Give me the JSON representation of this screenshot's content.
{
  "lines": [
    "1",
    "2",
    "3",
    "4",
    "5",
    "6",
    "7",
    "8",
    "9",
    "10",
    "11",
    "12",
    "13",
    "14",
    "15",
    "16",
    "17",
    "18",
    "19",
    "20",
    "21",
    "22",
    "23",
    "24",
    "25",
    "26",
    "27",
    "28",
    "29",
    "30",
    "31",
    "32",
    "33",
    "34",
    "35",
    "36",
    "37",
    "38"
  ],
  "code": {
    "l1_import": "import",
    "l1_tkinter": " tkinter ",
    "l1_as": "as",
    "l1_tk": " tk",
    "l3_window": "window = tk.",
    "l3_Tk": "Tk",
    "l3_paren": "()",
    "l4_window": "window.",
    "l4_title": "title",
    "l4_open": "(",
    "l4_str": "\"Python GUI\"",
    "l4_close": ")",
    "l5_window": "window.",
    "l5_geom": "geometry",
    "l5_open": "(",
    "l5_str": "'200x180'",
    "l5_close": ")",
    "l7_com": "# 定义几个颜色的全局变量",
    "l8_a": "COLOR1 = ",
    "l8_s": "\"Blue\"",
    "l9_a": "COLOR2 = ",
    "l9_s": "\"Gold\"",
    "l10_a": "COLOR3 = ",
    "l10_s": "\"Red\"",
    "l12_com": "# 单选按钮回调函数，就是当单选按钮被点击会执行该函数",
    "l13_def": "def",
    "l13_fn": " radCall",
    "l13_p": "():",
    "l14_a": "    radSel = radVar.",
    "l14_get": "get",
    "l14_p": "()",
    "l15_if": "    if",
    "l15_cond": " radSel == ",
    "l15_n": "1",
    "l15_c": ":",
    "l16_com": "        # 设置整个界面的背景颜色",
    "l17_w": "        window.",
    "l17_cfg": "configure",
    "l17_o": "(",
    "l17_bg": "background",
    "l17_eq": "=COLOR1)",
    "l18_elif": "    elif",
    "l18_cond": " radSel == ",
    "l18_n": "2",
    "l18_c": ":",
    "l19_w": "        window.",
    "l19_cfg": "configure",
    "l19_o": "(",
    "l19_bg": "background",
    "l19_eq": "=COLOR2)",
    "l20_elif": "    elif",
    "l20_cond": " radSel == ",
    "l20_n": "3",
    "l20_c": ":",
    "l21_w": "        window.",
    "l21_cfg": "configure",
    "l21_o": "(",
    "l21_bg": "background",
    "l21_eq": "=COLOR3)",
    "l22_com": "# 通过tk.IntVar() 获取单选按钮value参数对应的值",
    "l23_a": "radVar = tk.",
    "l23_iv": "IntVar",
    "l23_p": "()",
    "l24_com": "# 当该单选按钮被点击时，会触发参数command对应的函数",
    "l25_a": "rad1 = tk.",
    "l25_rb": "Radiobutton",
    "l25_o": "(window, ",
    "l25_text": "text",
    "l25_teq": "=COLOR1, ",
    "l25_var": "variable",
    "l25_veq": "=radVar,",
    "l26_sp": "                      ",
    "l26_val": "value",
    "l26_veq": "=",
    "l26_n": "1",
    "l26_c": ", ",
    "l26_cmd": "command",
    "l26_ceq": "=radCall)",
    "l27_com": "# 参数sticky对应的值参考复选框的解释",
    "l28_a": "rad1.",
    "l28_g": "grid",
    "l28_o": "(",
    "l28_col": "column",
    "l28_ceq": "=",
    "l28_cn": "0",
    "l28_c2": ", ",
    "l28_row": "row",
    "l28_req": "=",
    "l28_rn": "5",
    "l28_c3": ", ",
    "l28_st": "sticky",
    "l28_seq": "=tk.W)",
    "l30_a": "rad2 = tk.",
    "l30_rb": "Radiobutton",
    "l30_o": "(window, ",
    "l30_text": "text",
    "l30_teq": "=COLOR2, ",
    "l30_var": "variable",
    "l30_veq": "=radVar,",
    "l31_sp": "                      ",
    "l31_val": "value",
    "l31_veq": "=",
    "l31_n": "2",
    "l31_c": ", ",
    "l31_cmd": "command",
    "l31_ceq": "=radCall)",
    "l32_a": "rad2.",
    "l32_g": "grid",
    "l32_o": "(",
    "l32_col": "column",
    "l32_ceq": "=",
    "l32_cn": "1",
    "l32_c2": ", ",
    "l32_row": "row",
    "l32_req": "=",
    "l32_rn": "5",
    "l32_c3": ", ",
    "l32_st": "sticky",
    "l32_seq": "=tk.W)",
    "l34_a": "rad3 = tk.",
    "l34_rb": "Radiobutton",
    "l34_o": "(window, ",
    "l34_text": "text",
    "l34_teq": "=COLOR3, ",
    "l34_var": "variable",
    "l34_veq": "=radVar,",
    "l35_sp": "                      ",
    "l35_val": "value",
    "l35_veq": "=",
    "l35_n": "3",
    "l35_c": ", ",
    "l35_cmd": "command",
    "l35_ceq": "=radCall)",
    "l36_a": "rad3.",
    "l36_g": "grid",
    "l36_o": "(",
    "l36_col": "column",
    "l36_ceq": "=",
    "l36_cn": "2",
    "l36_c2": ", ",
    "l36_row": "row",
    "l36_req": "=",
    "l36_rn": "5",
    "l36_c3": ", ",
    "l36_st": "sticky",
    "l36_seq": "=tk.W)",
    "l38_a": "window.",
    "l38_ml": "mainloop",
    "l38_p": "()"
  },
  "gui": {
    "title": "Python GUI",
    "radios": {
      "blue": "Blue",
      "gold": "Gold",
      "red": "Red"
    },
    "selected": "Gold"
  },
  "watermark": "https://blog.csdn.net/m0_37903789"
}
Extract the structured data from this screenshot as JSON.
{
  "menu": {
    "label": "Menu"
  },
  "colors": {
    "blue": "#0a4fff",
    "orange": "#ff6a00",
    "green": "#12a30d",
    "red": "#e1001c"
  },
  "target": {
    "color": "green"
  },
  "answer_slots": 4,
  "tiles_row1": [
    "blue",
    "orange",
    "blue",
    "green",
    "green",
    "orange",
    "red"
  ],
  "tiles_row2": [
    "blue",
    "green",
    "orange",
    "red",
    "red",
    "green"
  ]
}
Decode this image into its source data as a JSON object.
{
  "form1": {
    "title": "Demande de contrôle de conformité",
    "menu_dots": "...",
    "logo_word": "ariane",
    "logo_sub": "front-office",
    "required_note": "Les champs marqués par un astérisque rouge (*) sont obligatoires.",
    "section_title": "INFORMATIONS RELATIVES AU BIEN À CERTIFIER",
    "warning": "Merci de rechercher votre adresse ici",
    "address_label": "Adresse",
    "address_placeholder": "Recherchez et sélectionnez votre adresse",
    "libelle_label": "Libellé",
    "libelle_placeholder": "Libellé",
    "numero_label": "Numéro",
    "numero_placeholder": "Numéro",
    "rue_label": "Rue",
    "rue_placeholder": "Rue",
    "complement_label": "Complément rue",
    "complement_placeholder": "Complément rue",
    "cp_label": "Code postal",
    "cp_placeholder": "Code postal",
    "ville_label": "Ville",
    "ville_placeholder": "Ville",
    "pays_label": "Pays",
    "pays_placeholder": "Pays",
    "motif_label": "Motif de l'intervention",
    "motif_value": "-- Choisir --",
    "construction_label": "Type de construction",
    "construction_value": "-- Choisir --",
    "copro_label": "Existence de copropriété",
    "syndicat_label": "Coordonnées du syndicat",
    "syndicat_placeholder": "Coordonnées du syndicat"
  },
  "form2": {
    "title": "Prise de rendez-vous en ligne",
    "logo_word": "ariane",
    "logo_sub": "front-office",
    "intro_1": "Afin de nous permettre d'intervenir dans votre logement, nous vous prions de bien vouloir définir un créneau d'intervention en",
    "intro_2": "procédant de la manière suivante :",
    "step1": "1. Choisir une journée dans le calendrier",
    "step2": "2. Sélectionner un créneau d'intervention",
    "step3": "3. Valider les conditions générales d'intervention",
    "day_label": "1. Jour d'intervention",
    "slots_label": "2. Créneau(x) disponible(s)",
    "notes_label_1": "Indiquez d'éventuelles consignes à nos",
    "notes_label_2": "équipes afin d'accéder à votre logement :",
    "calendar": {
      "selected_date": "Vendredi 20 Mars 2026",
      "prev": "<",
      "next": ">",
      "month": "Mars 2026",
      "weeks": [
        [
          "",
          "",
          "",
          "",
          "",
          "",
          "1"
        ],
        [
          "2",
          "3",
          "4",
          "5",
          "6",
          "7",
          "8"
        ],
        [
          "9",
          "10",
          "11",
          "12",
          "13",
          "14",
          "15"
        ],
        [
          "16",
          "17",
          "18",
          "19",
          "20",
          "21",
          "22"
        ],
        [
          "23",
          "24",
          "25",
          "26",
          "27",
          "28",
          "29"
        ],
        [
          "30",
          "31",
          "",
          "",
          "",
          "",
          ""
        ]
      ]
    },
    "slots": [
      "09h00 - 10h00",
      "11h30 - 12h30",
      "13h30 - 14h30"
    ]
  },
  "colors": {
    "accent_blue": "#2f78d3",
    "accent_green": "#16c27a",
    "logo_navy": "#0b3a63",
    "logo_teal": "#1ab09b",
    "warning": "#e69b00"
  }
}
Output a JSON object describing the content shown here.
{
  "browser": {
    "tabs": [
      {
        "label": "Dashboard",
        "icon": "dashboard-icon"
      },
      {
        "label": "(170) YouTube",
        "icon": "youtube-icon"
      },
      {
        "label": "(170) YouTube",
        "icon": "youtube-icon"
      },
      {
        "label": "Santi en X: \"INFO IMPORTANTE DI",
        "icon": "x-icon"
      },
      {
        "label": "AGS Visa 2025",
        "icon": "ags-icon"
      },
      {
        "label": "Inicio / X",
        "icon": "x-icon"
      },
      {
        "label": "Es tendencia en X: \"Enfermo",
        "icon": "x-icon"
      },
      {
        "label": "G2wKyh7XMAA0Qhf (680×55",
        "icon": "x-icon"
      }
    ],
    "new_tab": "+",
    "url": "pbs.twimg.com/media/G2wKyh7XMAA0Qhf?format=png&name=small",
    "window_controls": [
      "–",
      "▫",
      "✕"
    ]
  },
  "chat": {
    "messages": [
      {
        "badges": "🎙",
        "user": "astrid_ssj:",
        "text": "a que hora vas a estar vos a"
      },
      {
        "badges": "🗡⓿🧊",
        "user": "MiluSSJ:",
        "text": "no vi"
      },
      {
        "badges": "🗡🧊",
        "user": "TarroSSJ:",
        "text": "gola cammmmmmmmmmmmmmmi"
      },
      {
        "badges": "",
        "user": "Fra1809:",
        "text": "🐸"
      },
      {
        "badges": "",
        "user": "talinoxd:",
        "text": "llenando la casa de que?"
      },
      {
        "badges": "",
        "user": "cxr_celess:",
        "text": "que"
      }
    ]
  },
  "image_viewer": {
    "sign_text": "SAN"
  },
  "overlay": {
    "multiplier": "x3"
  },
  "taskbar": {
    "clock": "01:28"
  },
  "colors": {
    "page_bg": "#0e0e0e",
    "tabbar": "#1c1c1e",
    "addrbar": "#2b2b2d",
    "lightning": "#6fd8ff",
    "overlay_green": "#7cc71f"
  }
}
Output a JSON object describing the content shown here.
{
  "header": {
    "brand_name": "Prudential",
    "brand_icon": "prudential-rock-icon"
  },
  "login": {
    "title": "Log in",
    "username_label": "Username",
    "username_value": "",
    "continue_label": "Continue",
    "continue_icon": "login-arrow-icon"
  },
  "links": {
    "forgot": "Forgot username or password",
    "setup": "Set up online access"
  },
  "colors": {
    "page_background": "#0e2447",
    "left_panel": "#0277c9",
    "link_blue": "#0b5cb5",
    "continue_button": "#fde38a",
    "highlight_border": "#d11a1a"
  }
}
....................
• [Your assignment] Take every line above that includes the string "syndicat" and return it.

• [The completed task]
    "syndicat_label": "Coordonnées du syndicat",
    "syndicat_placeholder": "Coordonnées du syndicat"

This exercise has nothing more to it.